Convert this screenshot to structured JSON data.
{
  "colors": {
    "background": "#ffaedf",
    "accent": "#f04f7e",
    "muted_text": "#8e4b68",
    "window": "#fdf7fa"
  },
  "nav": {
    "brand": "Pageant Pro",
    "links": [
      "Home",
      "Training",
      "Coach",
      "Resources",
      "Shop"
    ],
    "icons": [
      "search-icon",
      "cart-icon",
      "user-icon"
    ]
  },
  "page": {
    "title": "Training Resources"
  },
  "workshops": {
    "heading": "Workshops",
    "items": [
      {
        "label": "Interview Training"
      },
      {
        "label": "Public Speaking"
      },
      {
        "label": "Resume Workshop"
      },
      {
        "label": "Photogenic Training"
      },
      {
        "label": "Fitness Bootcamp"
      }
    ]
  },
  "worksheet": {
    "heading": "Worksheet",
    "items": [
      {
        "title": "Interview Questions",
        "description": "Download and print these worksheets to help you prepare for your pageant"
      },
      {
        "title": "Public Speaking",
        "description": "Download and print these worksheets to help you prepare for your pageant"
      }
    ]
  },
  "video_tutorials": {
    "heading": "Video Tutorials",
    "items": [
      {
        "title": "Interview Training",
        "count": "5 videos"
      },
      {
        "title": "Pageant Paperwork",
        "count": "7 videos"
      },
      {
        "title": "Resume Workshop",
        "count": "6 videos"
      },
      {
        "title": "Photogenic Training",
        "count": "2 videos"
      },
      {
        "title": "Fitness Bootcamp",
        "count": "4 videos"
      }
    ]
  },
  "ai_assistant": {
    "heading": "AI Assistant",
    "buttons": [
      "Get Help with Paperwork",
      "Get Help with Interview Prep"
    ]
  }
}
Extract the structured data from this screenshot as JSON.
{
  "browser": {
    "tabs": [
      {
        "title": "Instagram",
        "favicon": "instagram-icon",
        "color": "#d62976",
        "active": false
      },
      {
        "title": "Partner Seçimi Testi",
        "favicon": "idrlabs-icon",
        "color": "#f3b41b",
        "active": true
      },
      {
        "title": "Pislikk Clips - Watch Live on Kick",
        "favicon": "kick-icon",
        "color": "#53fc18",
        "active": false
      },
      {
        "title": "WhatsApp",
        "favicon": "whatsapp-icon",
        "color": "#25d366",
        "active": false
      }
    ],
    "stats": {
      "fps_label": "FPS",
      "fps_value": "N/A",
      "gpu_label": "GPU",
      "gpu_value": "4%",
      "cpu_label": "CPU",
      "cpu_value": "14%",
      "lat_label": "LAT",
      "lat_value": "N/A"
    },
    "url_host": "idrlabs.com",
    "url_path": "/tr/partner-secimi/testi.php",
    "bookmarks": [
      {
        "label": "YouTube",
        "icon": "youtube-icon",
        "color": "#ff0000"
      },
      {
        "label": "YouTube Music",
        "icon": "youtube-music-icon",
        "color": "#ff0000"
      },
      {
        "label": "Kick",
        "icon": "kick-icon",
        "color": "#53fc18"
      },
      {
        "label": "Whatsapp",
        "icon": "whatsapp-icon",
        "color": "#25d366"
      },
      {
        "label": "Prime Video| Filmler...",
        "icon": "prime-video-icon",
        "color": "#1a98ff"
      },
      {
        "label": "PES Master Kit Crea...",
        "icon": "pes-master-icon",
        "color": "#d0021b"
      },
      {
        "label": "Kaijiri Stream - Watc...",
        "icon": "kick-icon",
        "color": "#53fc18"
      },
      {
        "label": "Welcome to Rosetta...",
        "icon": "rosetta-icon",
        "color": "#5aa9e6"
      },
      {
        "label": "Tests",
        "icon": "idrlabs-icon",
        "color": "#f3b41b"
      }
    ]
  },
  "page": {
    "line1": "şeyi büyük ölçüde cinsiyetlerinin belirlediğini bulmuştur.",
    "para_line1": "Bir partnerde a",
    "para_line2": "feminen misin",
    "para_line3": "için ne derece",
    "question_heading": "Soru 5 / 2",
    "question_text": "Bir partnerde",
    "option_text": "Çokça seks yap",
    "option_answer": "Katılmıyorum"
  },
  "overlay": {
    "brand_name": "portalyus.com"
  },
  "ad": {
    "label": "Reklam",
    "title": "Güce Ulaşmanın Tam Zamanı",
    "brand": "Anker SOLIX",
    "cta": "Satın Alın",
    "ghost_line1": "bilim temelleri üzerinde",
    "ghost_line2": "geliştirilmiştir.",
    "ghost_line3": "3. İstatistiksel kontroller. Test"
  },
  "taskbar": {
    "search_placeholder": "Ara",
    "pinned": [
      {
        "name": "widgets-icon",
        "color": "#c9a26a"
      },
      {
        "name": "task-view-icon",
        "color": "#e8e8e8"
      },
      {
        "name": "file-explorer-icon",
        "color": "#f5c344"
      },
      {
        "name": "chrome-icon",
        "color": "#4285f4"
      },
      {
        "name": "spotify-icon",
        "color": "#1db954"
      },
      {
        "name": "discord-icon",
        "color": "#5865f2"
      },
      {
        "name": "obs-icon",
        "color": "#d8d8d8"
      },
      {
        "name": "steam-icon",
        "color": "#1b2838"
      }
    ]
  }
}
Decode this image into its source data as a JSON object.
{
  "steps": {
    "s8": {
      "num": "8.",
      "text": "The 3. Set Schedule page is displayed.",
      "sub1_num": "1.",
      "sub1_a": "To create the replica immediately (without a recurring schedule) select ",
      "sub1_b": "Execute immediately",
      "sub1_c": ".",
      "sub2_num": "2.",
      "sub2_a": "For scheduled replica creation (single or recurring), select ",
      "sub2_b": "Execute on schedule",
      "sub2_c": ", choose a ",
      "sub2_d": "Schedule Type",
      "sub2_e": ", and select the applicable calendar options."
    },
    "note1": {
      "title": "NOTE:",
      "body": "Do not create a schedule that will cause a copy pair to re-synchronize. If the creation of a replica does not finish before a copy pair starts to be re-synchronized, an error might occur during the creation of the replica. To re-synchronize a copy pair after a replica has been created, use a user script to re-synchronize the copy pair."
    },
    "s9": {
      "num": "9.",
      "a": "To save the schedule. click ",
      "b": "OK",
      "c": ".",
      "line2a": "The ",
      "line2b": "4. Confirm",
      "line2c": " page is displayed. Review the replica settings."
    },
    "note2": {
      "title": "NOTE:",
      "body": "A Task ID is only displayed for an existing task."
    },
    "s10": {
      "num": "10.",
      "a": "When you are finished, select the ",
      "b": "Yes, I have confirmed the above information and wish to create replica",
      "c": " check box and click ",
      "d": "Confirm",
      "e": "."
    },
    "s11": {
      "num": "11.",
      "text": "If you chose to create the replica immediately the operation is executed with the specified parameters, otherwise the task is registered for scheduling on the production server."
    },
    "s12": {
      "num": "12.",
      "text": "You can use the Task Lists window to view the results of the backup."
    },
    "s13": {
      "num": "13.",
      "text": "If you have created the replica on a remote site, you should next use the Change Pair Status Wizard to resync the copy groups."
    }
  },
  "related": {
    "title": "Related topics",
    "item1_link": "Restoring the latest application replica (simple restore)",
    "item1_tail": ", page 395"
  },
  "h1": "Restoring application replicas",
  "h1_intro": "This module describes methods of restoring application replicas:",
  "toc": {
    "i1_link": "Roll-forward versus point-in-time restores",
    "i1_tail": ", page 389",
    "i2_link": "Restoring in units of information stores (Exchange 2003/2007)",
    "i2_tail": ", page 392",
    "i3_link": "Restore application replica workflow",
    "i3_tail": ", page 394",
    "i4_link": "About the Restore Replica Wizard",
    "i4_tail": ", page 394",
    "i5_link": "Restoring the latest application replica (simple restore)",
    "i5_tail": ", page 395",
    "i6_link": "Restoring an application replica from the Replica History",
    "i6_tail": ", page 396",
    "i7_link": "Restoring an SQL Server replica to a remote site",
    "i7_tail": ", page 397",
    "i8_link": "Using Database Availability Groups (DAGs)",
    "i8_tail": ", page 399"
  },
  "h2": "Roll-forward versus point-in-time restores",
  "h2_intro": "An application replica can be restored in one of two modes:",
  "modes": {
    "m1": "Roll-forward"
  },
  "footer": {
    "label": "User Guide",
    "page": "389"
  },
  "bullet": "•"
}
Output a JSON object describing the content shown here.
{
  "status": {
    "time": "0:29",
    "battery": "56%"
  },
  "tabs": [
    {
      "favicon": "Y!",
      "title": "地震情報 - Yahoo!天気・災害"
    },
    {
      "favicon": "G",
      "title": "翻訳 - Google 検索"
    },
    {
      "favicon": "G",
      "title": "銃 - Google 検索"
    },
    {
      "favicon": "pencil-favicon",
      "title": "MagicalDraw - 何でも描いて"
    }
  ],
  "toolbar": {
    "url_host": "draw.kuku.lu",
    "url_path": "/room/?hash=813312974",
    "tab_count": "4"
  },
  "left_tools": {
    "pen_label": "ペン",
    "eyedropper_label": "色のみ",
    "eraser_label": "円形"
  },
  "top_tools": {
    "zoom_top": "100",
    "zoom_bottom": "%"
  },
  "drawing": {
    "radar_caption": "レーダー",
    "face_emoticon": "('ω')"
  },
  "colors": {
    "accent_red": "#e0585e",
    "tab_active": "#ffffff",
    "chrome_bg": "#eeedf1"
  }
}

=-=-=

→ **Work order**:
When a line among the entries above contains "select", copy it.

→ **Response area**:
      "sub1_a": "To create the replica immediately (without a recurring schedule) select ",
      "sub2_a": "For scheduled replica creation (single or recurring), select ",
      "sub2_e": ", and select the applicable calendar options."
      "a": "When you are finished, select the ",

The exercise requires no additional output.